* Problem details
Go through the records below and write each one out again unchanged.

▬▬▬▬▬▬▬▬▬▬

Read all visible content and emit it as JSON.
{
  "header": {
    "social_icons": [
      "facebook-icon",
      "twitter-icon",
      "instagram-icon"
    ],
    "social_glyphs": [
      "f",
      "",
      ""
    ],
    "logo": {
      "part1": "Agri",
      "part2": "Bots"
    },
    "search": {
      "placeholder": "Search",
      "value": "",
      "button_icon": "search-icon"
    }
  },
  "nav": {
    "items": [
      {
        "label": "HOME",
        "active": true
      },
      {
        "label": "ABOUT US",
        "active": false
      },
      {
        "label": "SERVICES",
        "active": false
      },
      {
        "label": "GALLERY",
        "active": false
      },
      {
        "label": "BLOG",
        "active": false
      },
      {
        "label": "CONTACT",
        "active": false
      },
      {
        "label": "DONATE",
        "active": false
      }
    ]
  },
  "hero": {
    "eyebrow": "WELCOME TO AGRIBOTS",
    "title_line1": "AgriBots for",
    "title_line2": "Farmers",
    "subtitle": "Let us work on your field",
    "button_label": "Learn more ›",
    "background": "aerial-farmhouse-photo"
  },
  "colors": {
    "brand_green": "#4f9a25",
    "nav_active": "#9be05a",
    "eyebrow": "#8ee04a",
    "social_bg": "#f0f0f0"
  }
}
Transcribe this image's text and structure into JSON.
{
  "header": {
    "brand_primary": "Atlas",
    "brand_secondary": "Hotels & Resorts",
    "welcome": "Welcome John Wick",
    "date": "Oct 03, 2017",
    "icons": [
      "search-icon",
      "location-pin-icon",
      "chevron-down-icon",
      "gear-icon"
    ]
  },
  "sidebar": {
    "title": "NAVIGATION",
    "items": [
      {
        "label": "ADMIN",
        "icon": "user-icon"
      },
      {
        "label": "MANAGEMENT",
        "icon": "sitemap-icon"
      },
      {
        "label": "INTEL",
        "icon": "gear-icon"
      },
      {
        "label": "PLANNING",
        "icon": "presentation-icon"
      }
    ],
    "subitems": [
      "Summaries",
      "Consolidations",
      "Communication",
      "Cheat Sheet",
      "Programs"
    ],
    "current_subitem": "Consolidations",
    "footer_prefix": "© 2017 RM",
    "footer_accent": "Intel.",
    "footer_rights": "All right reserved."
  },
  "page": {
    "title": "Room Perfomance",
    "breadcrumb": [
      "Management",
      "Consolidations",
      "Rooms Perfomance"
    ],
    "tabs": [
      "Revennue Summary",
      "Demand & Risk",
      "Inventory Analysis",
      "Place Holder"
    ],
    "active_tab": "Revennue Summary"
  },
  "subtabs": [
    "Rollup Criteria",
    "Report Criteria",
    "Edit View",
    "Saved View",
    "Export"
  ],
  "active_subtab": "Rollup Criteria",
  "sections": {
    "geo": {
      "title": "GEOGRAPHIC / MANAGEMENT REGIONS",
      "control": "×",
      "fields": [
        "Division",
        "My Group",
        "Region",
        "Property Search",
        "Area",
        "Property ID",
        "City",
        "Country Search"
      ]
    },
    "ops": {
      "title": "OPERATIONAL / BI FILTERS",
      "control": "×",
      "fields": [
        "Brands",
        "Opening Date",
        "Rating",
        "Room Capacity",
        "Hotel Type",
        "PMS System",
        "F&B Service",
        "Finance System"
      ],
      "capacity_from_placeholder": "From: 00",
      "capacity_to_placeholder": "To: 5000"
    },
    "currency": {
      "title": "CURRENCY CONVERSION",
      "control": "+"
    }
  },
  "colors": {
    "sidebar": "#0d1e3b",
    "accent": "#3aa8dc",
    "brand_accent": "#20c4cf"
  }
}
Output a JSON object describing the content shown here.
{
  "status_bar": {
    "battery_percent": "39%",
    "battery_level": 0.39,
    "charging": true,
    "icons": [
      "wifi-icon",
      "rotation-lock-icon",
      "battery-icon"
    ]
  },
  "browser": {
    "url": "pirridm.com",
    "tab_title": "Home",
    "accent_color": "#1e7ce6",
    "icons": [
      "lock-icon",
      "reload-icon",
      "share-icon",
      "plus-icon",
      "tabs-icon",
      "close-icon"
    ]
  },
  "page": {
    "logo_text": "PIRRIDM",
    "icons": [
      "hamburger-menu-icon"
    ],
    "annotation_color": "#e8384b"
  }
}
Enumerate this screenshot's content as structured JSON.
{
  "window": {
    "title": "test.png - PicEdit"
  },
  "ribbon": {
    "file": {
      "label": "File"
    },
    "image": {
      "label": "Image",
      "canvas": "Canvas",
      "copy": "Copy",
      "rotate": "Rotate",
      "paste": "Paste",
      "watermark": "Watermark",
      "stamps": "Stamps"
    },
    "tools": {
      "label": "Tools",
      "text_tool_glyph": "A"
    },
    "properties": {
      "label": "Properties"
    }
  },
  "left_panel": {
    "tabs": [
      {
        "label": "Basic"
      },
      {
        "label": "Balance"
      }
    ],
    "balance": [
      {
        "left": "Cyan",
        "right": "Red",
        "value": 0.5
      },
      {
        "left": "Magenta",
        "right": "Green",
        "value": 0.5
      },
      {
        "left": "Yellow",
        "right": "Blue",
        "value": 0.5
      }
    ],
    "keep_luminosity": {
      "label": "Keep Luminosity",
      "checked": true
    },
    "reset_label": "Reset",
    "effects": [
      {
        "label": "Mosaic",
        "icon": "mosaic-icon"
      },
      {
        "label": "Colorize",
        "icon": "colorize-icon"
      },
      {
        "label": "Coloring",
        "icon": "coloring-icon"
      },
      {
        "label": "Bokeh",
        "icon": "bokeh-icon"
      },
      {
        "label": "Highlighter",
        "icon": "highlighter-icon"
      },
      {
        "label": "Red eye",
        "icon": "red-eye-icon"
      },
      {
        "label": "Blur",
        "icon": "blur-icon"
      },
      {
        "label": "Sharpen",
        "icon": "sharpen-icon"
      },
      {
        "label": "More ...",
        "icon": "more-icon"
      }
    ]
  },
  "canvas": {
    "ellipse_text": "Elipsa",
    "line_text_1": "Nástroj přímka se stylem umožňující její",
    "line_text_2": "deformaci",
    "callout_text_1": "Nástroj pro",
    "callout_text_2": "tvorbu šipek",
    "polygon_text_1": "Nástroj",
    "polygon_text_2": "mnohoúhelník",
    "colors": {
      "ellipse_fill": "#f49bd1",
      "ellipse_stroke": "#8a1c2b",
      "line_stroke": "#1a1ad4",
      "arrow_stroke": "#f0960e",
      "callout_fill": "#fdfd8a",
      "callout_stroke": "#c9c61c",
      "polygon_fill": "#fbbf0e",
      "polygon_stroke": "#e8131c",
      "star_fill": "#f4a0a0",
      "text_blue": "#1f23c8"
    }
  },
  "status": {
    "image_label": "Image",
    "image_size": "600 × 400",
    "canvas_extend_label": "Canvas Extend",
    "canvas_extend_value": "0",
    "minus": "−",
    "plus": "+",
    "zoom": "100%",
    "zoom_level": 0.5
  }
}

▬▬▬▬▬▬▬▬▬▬

* Result of this exercise
Read all visible content and emit it as JSON.
{
  "header": {
    "social_icons": [
      "facebook-icon",
      "twitter-icon",
      "instagram-icon"
    ],
    "social_glyphs": [
      "f",
      "",
      ""
    ],
    "logo": {
      "part1": "Agri",
      "part2": "Bots"
    },
    "search": {
      "placeholder": "Search",
      "value": "",
      "button_icon": "search-icon"
    }
  },
  "nav": {
    "items": [
      {
        "label": "HOME",
        "active": true
      },
      {
        "label": "ABOUT US",
        "active": false
      },
      {
        "label": "SERVICES",
        "active": false
      },
      {
        "label": "GALLERY",
        "active": false
      },
      {
        "label": "BLOG",
        "active": false
      },
      {
        "label": "CONTACT",
        "active": false
      },
      {
        "label": "DONATE",
        "active": false
      }
    ]
  },
  "hero": {
    "eyebrow": "WELCOME TO AGRIBOTS",
    "title_line1": "AgriBots for",
    "title_line2": "Farmers",
    "subtitle": "Let us work on your field",
    "button_label": "Learn more ›",
    "background": "aerial-farmhouse-photo"
  },
  "colors": {
    "brand_green": "#4f9a25",
    "nav_active": "#9be05a",
    "eyebrow": "#8ee04a",
    "social_bg": "#f0f0f0"
  }
}
Transcribe this image's text and structure into JSON.
{
  "header": {
    "brand_primary": "Atlas",
    "brand_secondary": "Hotels & Resorts",
    "welcome": "Welcome John Wick",
    "date": "Oct 03, 2017",
    "icons": [
      "search-icon",
      "location-pin-icon",
      "chevron-down-icon",
      "gear-icon"
    ]
  },
  "sidebar": {
    "title": "NAVIGATION",
    "items": [
      {
        "label": "ADMIN",
        "icon": "user-icon"
      },
      {
        "label": "MANAGEMENT",
        "icon": "sitemap-icon"
      },
      {
        "label": "INTEL",
        "icon": "gear-icon"
      },
      {
        "label": "PLANNING",
        "icon": "presentation-icon"
      }
    ],
    "subitems": [
      "Summaries",
      "Consolidations",
      "Communication",
      "Cheat Sheet",
      "Programs"
    ],
    "current_subitem": "Consolidations",
    "footer_prefix": "© 2017 RM",
    "footer_accent": "Intel.",
    "footer_rights": "All right reserved."
  },
  "page": {
    "title": "Room Perfomance",
    "breadcrumb": [
      "Management",
      "Consolidations",
      "Rooms Perfomance"
    ],
    "tabs": [
      "Revennue Summary",
      "Demand & Risk",
      "Inventory Analysis",
      "Place Holder"
    ],
    "active_tab": "Revennue Summary"
  },
  "subtabs": [
    "Rollup Criteria",
    "Report Criteria",
    "Edit View",
    "Saved View",
    "Export"
  ],
  "active_subtab": "Rollup Criteria",
  "sections": {
    "geo": {
      "title": "GEOGRAPHIC / MANAGEMENT REGIONS",
      "control": "×",
      "fields": [
        "Division",
        "My Group",
        "Region",
        "Property Search",
        "Area",
        "Property ID",
        "City",
        "Country Search"
      ]
    },
    "ops": {
      "title": "OPERATIONAL / BI FILTERS",
      "control": "×",
      "fields": [
        "Brands",
        "Opening Date",
        "Rating",
        "Room Capacity",
        "Hotel Type",
        "PMS System",
        "F&B Service",
        "Finance System"
      ],
      "capacity_from_placeholder": "From: 00",
      "capacity_to_placeholder": "To: 5000"
    },
    "currency": {
      "title": "CURRENCY CONVERSION",
      "control": "+"
    }
  },
  "colors": {
    "sidebar": "#0d1e3b",
    "accent": "#3aa8dc",
    "brand_accent": "#20c4cf"
  }
}
Output a JSON object describing the content shown here.
{
  "status_bar": {
    "battery_percent": "39%",
    "battery_level": 0.39,
    "charging": true,
    "icons": [
      "wifi-icon",
      "rotation-lock-icon",
      "battery-icon"
    ]
  },
  "browser": {
    "url": "pirridm.com",
    "tab_title": "Home",
    "accent_color": "#1e7ce6",
    "icons": [
      "lock-icon",
      "reload-icon",
      "share-icon",
      "plus-icon",
      "tabs-icon",
      "close-icon"
    ]
  },
  "page": {
    "logo_text": "PIRRIDM",
    "icons": [
      "hamburger-menu-icon"
    ],
    "annotation_color": "#e8384b"
  }
}
Enumerate this screenshot's content as structured JSON.
{
  "window": {
    "title": "test.png - PicEdit"
  },
  "ribbon": {
    "file": {
      "label": "File"
    },
    "image": {
      "label": "Image",
      "canvas": "Canvas",
      "copy": "Copy",
      "rotate": "Rotate",
      "paste": "Paste",
      "watermark": "Watermark",
      "stamps": "Stamps"
    },
    "tools": {
      "label": "Tools",
      "text_tool_glyph": "A"
    },
    "properties": {
      "label": "Properties"
    }
  },
  "left_panel": {
    "tabs": [
      {
        "label": "Basic"
      },
      {
        "label": "Balance"
      }
    ],
    "balance": [
      {
        "left": "Cyan",
        "right": "Red",
        "value": 0.5
      },
      {
        "left": "Magenta",
        "right": "Green",
        "value": 0.5
      },
      {
        "left": "Yellow",
        "right": "Blue",
        "value": 0.5
      }
    ],
    "keep_luminosity": {
      "label": "Keep Luminosity",
      "checked": true
    },
    "reset_label": "Reset",
    "effects": [
      {
        "label": "Mosaic",
        "icon": "mosaic-icon"
      },
      {
        "label": "Colorize",
        "icon": "colorize-icon"
      },
      {
        "label": "Coloring",
        "icon": "coloring-icon"
      },
      {
        "label": "Bokeh",
        "icon": "bokeh-icon"
      },
      {
        "label": "Highlighter",
        "icon": "highlighter-icon"
      },
      {
        "label": "Red eye",
        "icon": "red-eye-icon"
      },
      {
        "label": "Blur",
        "icon": "blur-icon"
      },
      {
        "label": "Sharpen",
        "icon": "sharpen-icon"
      },
      {
        "label": "More ...",
        "icon": "more-icon"
      }
    ]
  },
  "canvas": {
    "ellipse_text": "Elipsa",
    "line_text_1": "Nástroj přímka se stylem umožňující její",
    "line_text_2": "deformaci",
    "callout_text_1": "Nástroj pro",
    "callout_text_2": "tvorbu šipek",
    "polygon_text_1": "Nástroj",
    "polygon_text_2": "mnohoúhelník",
    "colors": {
      "ellipse_fill": "#f49bd1",
      "ellipse_stroke": "#8a1c2b",
      "line_stroke": "#1a1ad4",
      "arrow_stroke": "#f0960e",
      "callout_fill": "#fdfd8a",
      "callout_stroke": "#c9c61c",
      "polygon_fill": "#fbbf0e",
      "polygon_stroke": "#e8131c",
      "star_fill": "#f4a0a0",
      "text_blue": "#1f23c8"
    }
  },
  "status": {
    "image_label": "Image",
    "image_size": "600 × 400",
    "canvas_extend_label": "Canvas Extend",
    "canvas_extend_value": "0",
    "minus": "−",
    "plus": "+",
    "zoom": "100%",
    "zoom_level": 0.5
  }
}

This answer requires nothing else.